Enrollment: 38
Study Start Date: February 2009
Study Completion Date: December 2013
Primary Completion Date: August 2013 (Final data collection date for primary outcome measure)
Arms Assigned Interventions
Active Comparator: Spironolactone Drug: Spironolactone
50 mg once daily for 6 weeks.
Placebo Comparator: Placebo Drug: Placebo
Placebo-matching spironolactone once daily for 6 weeks.

  Eligibility

Ages Eligible for Study:   18 Years to 70 Years   (Adult, Senior)
Sexes Eligible for Study:   All
Accepts Healthy Volunteers:   No
Criteria

Inclusion Criteria:

  1. Age 18-70 years
  2. Good health as evidenced by history and physical exam
  3. Body Mass Index (BMI): >30 kg/m2 and <45 kg/m2

Exclusion criteria:

  1. Medical illnesses other than treated hypothyroidism
  2. Blood Pressure (BP) >135/85 or systolic BP <90 mm Hg
  3. Hepatic disease (transaminase > 3 times normal)
  4. Renal impairment (Creatinine clearance <60 ml/min)
  5. Baseline serum Potassium (K) >5.0 mmol/L
  6. History of drug or alcohol abuse
  7. Allergies to spironolactone
  8. Participation in any other concurrent clinical trial
  9. Women using oral contraceptives within the last 3 months
  Contacts and Locations
Choosing to participate in a study is an important personal decision. Talk with your doctor and family members or friends about deciding to join a study. To learn more about this study, you or your doctor may contact the study research staff using the Contacts provided below. For general information, see Learn About Clinical Studies.

Please refer to this study by its ClinicalTrials.gov identifier: NCT01406015

Locations
United States, Massachusetts
Brigham and Women's Hospital
Boston, Massachusetts, United States, 02115
Sponsors and Collaborators
Brigham and Women's Hospital
  More Information

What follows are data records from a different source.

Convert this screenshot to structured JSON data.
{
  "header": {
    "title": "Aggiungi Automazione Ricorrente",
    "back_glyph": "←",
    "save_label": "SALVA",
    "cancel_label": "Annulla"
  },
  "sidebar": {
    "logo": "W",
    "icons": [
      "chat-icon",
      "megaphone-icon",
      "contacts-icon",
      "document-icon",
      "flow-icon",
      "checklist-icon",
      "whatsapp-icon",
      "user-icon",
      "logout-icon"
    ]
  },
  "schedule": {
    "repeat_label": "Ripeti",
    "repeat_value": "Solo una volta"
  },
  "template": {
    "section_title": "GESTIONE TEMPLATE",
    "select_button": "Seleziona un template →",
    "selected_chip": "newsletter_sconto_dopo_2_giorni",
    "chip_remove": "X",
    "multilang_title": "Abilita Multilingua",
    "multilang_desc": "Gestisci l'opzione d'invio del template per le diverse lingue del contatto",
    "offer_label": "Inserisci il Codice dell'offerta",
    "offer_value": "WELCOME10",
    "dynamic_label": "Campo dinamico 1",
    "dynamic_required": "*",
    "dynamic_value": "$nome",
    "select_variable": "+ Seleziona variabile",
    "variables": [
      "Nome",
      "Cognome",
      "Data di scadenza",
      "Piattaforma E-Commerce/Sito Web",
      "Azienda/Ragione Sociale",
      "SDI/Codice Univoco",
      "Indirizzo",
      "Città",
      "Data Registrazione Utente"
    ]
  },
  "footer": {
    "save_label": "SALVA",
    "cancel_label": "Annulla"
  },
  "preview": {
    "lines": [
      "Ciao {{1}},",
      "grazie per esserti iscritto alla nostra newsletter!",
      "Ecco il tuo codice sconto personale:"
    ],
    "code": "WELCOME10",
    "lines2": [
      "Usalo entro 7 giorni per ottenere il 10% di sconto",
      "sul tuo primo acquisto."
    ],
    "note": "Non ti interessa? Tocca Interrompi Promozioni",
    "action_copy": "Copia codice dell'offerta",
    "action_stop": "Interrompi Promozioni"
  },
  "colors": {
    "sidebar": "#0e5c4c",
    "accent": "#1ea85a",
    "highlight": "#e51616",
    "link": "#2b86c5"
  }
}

Publications automatically indexed to this study by ClinicalTrials.gov Identifier (NCT Number):
Responsible Party: Rajesh K. Garg, Associate Physician, Brigham and Women's Hospital
ClinicalTrials.gov Identifier: NCT01406015     History of Changes
Other Study ID Numbers: 2009P-000311
Study First Received: July 26, 2011
Results First Received: January 29, 2017
Last Updated: March 20, 2017

Keywords provided by Rajesh K. Garg, Brigham and Women's Hospital:
Obesity
Insulin resistance
Mineralocorticoid receptor

Additional relevant MeSH terms:
Obesity
Insulin Resistance
Overnutrition
Nutrition Disorders
Overweight
Body Weight
Signs and Symptoms
Hyperinsulinism
Glucose Metabolism Disorders
Metabolic Diseases
Spironolactone
Mineralocorticoids
Mineralocorticoid Receptor Antagonists
Hormone Antagonists
Hormones, Hormone Substitutes, and Hormone Antagonists
Physiological Effects of Drugs
Diuretics, Potassium Sparing
Diuretics
Natriuretic Agents
Hormones

ClinicalTrials.gov processed this record on June 27, 2017